The standard of the Sicilian school combines many traits typical of the Sicilian, Latin, Provençal and to a lesser, but not negligible extent, Apulian and certain southern dialects. Such a melting pot greatly helped the new Italian language: the Provençal suffixes -ière and -ce, for example, generated hundreds of new Italian words in -iera and -za as it. riv-iera ("river") or costan-za ("constancy"). Such affixes would be then adopted by Dante and his contemporaries, and handed on to future generations of Italian writers. Dante's styles illustre, cardinale, aulico, curiale were partly developed from his close study of the Sicilian School which he quotes widely in his studies, especially in his De Vulgari Eloquentia.

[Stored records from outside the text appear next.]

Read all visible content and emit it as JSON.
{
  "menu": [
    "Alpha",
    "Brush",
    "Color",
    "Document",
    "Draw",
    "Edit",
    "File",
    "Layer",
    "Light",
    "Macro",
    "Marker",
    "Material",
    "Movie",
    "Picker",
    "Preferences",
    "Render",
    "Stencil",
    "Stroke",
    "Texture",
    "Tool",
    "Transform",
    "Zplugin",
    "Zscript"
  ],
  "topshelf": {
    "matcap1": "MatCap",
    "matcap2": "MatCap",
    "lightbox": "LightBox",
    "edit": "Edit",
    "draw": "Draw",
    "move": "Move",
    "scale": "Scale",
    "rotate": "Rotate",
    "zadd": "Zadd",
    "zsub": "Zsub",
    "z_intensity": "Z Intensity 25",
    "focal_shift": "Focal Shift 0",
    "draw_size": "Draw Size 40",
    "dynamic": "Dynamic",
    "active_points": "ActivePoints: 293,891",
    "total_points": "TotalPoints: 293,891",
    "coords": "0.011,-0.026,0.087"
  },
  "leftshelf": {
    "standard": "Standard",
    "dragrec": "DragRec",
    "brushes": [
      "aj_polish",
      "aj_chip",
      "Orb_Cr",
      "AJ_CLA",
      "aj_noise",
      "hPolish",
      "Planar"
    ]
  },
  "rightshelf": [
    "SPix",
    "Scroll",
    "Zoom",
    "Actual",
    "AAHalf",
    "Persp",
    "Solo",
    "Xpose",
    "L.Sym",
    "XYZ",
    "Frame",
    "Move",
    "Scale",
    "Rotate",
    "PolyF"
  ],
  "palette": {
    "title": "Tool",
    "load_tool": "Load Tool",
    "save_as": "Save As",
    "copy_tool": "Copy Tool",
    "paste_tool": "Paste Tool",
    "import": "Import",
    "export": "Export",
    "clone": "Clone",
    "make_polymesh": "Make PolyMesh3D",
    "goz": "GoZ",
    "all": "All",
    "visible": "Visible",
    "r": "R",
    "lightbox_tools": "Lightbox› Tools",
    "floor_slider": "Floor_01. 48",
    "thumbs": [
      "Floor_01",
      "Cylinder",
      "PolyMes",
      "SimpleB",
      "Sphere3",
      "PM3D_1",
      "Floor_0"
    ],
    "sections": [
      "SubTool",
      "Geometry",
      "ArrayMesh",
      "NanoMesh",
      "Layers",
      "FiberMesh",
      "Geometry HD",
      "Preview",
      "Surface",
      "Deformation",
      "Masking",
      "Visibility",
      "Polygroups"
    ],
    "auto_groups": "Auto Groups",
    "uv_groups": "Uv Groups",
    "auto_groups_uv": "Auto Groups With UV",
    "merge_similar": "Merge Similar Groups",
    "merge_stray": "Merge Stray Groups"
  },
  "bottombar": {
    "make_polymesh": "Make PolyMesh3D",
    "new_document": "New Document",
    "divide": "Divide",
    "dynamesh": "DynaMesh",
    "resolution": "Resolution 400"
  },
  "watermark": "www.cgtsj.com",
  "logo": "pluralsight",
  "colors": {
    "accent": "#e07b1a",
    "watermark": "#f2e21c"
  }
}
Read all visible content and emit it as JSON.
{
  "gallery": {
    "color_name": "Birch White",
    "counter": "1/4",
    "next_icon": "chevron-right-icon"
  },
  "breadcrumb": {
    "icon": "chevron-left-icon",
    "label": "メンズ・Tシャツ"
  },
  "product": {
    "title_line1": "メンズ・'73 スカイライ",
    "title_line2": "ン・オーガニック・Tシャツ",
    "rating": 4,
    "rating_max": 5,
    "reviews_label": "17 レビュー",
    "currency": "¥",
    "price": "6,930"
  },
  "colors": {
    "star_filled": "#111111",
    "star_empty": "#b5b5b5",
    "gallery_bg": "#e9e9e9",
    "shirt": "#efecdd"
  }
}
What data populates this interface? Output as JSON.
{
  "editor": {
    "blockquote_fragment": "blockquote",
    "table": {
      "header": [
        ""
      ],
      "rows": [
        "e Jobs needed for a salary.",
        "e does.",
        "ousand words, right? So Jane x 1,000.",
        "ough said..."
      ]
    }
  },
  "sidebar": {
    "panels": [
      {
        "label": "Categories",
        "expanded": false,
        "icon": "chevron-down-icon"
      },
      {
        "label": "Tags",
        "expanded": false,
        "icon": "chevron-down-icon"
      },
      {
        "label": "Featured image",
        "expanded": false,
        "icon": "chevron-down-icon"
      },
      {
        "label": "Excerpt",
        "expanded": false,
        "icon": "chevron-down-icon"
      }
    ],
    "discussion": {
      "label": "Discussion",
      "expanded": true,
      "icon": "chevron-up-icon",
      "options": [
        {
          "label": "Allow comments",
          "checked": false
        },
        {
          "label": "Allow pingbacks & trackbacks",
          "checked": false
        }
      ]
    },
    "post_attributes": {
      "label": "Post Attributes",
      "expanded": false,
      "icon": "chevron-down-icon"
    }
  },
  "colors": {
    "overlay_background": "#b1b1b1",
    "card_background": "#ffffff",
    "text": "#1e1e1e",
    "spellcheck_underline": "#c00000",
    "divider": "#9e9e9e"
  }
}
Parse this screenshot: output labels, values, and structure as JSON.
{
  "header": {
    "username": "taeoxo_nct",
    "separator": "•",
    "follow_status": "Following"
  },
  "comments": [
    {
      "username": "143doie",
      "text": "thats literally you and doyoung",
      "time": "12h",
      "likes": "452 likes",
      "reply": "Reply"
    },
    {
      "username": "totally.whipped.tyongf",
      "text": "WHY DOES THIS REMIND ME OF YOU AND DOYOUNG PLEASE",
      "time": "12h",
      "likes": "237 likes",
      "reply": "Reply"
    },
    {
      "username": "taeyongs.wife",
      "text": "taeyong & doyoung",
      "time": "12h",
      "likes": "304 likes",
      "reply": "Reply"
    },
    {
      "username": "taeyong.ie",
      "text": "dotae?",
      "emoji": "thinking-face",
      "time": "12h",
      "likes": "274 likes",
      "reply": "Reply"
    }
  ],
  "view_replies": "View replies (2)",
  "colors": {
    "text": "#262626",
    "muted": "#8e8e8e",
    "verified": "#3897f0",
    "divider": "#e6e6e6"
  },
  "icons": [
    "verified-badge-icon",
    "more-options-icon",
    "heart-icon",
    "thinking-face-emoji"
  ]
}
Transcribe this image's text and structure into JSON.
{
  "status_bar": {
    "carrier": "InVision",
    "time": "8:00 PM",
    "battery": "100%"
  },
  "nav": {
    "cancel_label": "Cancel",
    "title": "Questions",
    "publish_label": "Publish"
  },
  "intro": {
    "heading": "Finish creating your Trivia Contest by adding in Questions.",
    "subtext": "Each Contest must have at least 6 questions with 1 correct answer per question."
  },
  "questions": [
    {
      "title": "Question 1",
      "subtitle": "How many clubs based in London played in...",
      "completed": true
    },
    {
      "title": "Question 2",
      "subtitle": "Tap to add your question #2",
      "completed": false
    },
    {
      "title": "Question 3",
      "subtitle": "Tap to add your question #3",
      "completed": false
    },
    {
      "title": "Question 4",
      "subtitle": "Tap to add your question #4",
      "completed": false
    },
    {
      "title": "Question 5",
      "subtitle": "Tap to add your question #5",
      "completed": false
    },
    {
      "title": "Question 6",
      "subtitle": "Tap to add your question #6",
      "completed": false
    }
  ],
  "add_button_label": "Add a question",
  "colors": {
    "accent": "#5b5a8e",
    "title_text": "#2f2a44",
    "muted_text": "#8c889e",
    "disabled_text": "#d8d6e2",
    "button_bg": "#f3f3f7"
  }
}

The Sicilian school was later re-founded by Guittone d'Arezzo in Tuscany following the death of Manfredi, Frederick's son, so many of these poems were later copied in manuscripts that widely circulated in Florence. This first standard in which they were written, was, however, modified in Tuscany. In fact, Tuscan scriveners perceived the five-vowel system used by southern Italian dialects (i, e, a, o, u) as a seven-vowel one (i, é, è, a, ó, ò, u). As a consequence, the Italian texts may contain lines that no longer rhyme with each other (sic. -i > tusc. -é, sic. -u > tusc. -ó). Tuscans also changed words as gloria [pron. glòreea] to ghiora, aju [pron. àyoo] ("I have) to aggio [pron. adjo] etc. Though some original texts have been restored to their original Sicilian, we must see such remakes only as tentative reconstructions of originals that, unfortunately, may have been lost forever. Dante and his contemporaries would take this newborn language a step further, expanding and enriching it with even more words of Latin and Florentine origin, carefully working on the style to create volgare illustre, a higher standard quite close to today's polite Italian.
See also 
- Sicilian language
- Italian dialects
- Italian language
- Frederick II, Holy Roman Emperor
- Courtly love
- Dante Alighieri
- Migliorini, B., Storia della letteratura italiana. Firenze, Sansoni, 1987
- Giudice A., Bruni, G., Problemi e scrittori della letteratura italiana. Torino, Paravia, 1983.
- Antologia della poesia italiana, ed. C.Segre and C. Orsola. Torino, Einaudi, 1999.
- Bruni, F., L'Italiano: testi e documenti. Torino, Utet, 1984.
- Rimatori del '200 e del '300, ed. M. Vitale. Torino, UTET, 1989.